Required action: All lines in the records below with the word "pressure" must be returned.

Dataset rows for apps and sites:
Content starts

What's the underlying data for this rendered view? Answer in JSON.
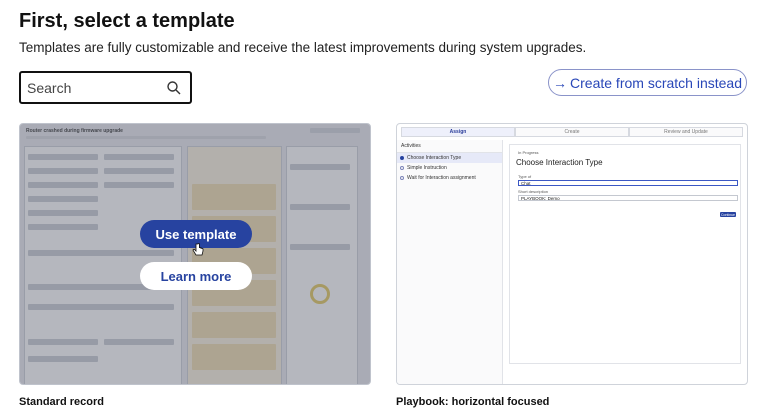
{
  "header": {
    "title": "First, select a template",
    "subtitle": "Templates are fully customizable and receive the latest improvements during system upgrades."
  },
  "search": {
    "placeholder": "Search",
    "value": ""
  },
  "actions": {
    "create_scratch_label": "Create from scratch instead"
  },
  "templates": [
    {
      "name": "Standard record",
      "use_label": "Use template",
      "learn_label": "Learn more",
      "preview": {
        "heading": "Router crashed during firmware upgrade"
      }
    },
    {
      "name": "Playbook: horizontal focused",
      "preview": {
        "steps": [
          "Assign",
          "Create",
          "Review and Update"
        ],
        "sidebar_title": "Activities",
        "sidebar_items": [
          "Choose Interaction Type",
          "Simple Instruction",
          "Wait for Interaction assignment"
        ],
        "status": "In Progress",
        "heading": "Choose Interaction Type",
        "type_label": "Type of",
        "type_value": "Chat",
        "desc_label": "Short description",
        "desc_value": "PLAYBOOK: Demo",
        "continue_label": "Continue"
      }
    }
  ],
  "colors": {
    "accent": "#2743a0",
    "link": "#2947b8"
  }
}
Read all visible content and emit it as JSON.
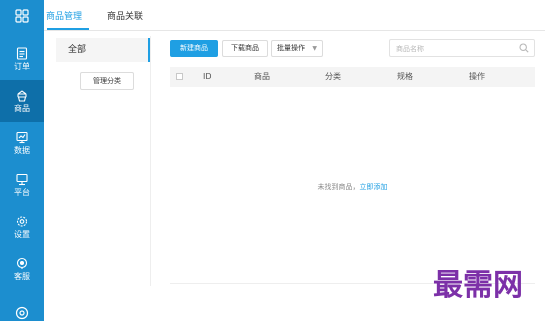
{
  "sidebar": {
    "items": [
      {
        "icon": "order-icon",
        "label": "订单"
      },
      {
        "icon": "product-icon",
        "label": "商品",
        "active": true
      },
      {
        "icon": "data-icon",
        "label": "数据"
      },
      {
        "icon": "platform-icon",
        "label": "平台"
      },
      {
        "icon": "settings-icon",
        "label": "设置"
      },
      {
        "icon": "customer-service-icon",
        "label": "客服"
      }
    ]
  },
  "header": {
    "tabs": [
      {
        "label": "商品管理",
        "active": true
      },
      {
        "label": "商品关联"
      }
    ]
  },
  "category": {
    "all_label": "全部",
    "manage_button": "管理分类"
  },
  "toolbar": {
    "new_label": "新建商品",
    "download_label": "下载商品",
    "batch_label": "批量操作"
  },
  "search": {
    "placeholder": "商品名称",
    "value": ""
  },
  "table": {
    "columns": [
      "ID",
      "商品",
      "分类",
      "规格",
      "操作"
    ],
    "rows": [],
    "empty_text": "未找到商品，",
    "empty_link": "立即添加"
  },
  "watermark": "最需网",
  "colors": {
    "sidebar": "#1c8ecf",
    "sidebar_active": "#0e6fa9",
    "accent": "#1f9fe3",
    "watermark": "#7c30a8"
  }
}
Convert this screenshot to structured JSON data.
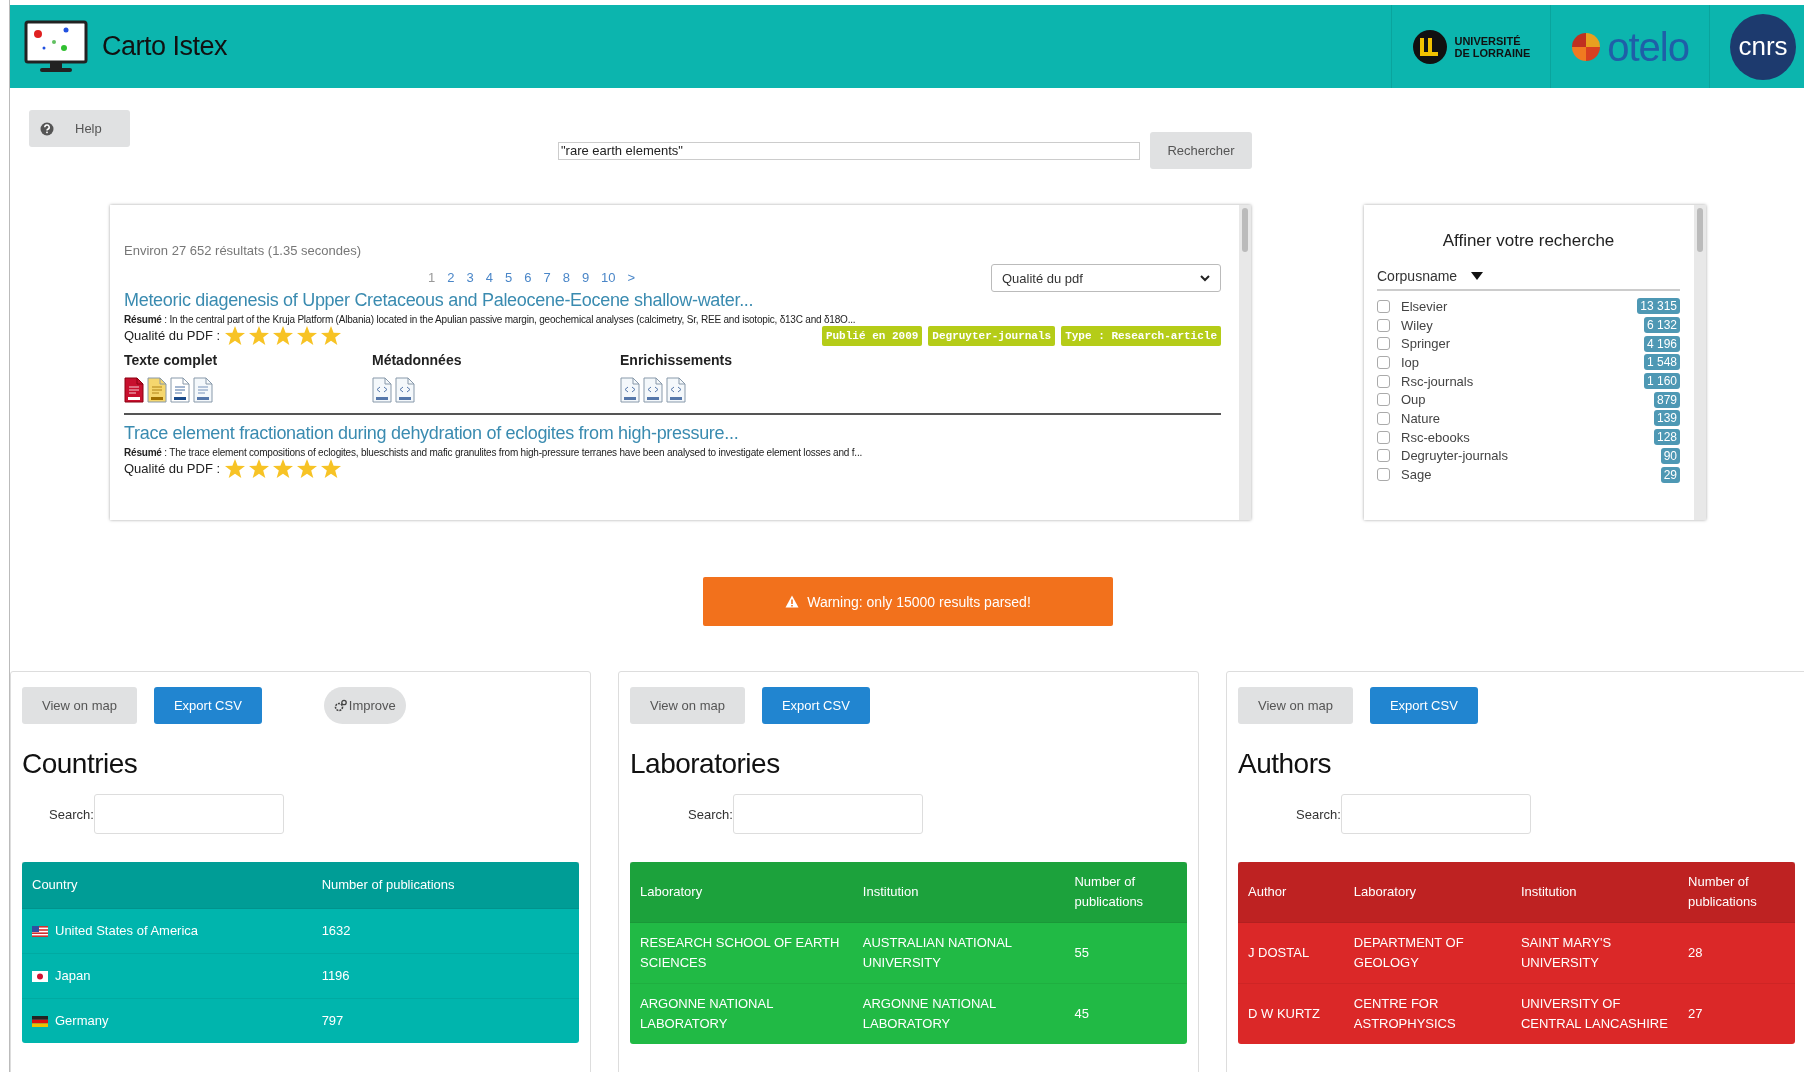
{
  "header": {
    "title": "Carto Istex",
    "partners": [
      {
        "kind": "lorraine",
        "text": "UNIVERSITÉ",
        "subtext": "DE LORRAINE"
      },
      {
        "kind": "otelo",
        "text": "otelo"
      },
      {
        "kind": "cnrs",
        "text": "cnrs"
      }
    ]
  },
  "help_button": {
    "label": "Help"
  },
  "search": {
    "value": "\"rare earth elements\"",
    "button": "Rechercher"
  },
  "results": {
    "summary": "Environ 27 652 résultats (1.35 secondes)",
    "pages": [
      {
        "label": "1",
        "selected": true
      },
      {
        "label": "2",
        "selected": false
      },
      {
        "label": "3",
        "selected": false
      },
      {
        "label": "4",
        "selected": false
      },
      {
        "label": "5",
        "selected": false
      },
      {
        "label": "6",
        "selected": false
      },
      {
        "label": "7",
        "selected": false
      },
      {
        "label": "8",
        "selected": false
      },
      {
        "label": "9",
        "selected": false
      },
      {
        "label": "10",
        "selected": false
      },
      {
        "label": ">",
        "selected": false
      }
    ],
    "sort": {
      "value": "Qualité du pdf"
    },
    "items": [
      {
        "title": "Meteoric diagenesis of Upper Cretaceous and Paleocene-Eocene shallow-water...",
        "abstract": "**Résumé** : In the central part of the Kruja Platform (Albania) located in the Apulian passive margin, geochemical analyses (calcimetry, Sr, REE and isotopic, δ13C and δ18O...",
        "quality_label": "Qualité du PDF :",
        "stars": 5,
        "tags": [
          "Publié en 2009",
          "Degruyter-journals",
          "Type : Research-article"
        ],
        "groups": [
          {
            "heading": "Texte complet",
            "files": [
              {
                "kind": "pdf"
              },
              {
                "kind": "zip"
              },
              {
                "kind": "tei"
              },
              {
                "kind": "txt"
              }
            ]
          },
          {
            "heading": "Métadonnées",
            "files": [
              {
                "kind": "xml"
              },
              {
                "kind": "mods"
              }
            ]
          },
          {
            "heading": "Enrichissements",
            "files": [
              {
                "kind": "xml"
              },
              {
                "kind": "xml"
              },
              {
                "kind": "xml"
              }
            ]
          }
        ]
      },
      {
        "title": "Trace element fractionation during dehydration of eclogites from high-pressure...",
        "abstract": "**Résumé** : The trace element compositions of eclogites, blueschists and mafic granulites from high-pressure terranes have been analysed to investigate element losses and f...",
        "quality_label": "Qualité du PDF :",
        "stars": 5
      }
    ]
  },
  "facets": {
    "title": "Affiner votre recherche",
    "field": "Corpusname",
    "items": [
      {
        "label": "Elsevier",
        "count": "13 315",
        "checked": false
      },
      {
        "label": "Wiley",
        "count": "6 132",
        "checked": false
      },
      {
        "label": "Springer",
        "count": "4 196",
        "checked": false
      },
      {
        "label": "Iop",
        "count": "1 548",
        "checked": false
      },
      {
        "label": "Rsc-journals",
        "count": "1 160",
        "checked": false
      },
      {
        "label": "Oup",
        "count": "879",
        "checked": false
      },
      {
        "label": "Nature",
        "count": "139",
        "checked": false
      },
      {
        "label": "Rsc-ebooks",
        "count": "128",
        "checked": false
      },
      {
        "label": "Degruyter-journals",
        "count": "90",
        "checked": false
      },
      {
        "label": "Sage",
        "count": "29",
        "checked": false
      }
    ]
  },
  "warning": {
    "text": "Warning: only 15000 results parsed!"
  },
  "panels": [
    {
      "title": "Countries",
      "color": "#00b5ad",
      "search_label": "Search:",
      "buttons": [
        {
          "kind": "plain",
          "label": "View on map"
        },
        {
          "kind": "primary",
          "label": "Export CSV"
        },
        {
          "kind": "round",
          "label": "Improve"
        }
      ],
      "columns": [
        "Country",
        "Number of publications"
      ],
      "rows": [
        {
          "kind": "us",
          "cells": [
            "United States of America",
            "1632"
          ]
        },
        {
          "kind": "jp",
          "cells": [
            "Japan",
            "1196"
          ]
        },
        {
          "kind": "de",
          "cells": [
            "Germany",
            "797"
          ]
        }
      ]
    },
    {
      "title": "Laboratories",
      "color": "#21ba45",
      "search_label": "Search:",
      "buttons": [
        {
          "kind": "plain",
          "label": "View on map"
        },
        {
          "kind": "primary",
          "label": "Export CSV"
        }
      ],
      "columns": [
        "Laboratory",
        "Institution",
        "Number of publications"
      ],
      "rows": [
        {
          "cells": [
            "RESEARCH SCHOOL OF EARTH SCIENCES",
            "AUSTRALIAN NATIONAL UNIVERSITY",
            "55"
          ]
        },
        {
          "cells": [
            "ARGONNE NATIONAL LABORATORY",
            "ARGONNE NATIONAL LABORATORY",
            "45"
          ]
        }
      ]
    },
    {
      "title": "Authors",
      "color": "#db2828",
      "search_label": "Search:",
      "buttons": [
        {
          "kind": "plain",
          "label": "View on map"
        },
        {
          "kind": "primary",
          "label": "Export CSV"
        }
      ],
      "columns": [
        "Author",
        "Laboratory",
        "Institution",
        "Number of publications"
      ],
      "rows": [
        {
          "cells": [
            "J DOSTAL",
            "DEPARTMENT OF GEOLOGY",
            "SAINT MARY'S UNIVERSITY",
            "28"
          ]
        },
        {
          "cells": [
            "D W KURTZ",
            "CENTRE FOR ASTROPHYSICS",
            "UNIVERSITY OF CENTRAL LANCASHIRE",
            "27"
          ]
        }
      ]
    }
  ]
}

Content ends

Answer space:
        "title": "Trace element fractionation during dehydration of eclogites from high-pressure...",
        "abstract": "**Résumé** : The trace element compositions of eclogites, blueschists and mafic granulites from high-pressure terranes have been analysed to investigate element losses and f...",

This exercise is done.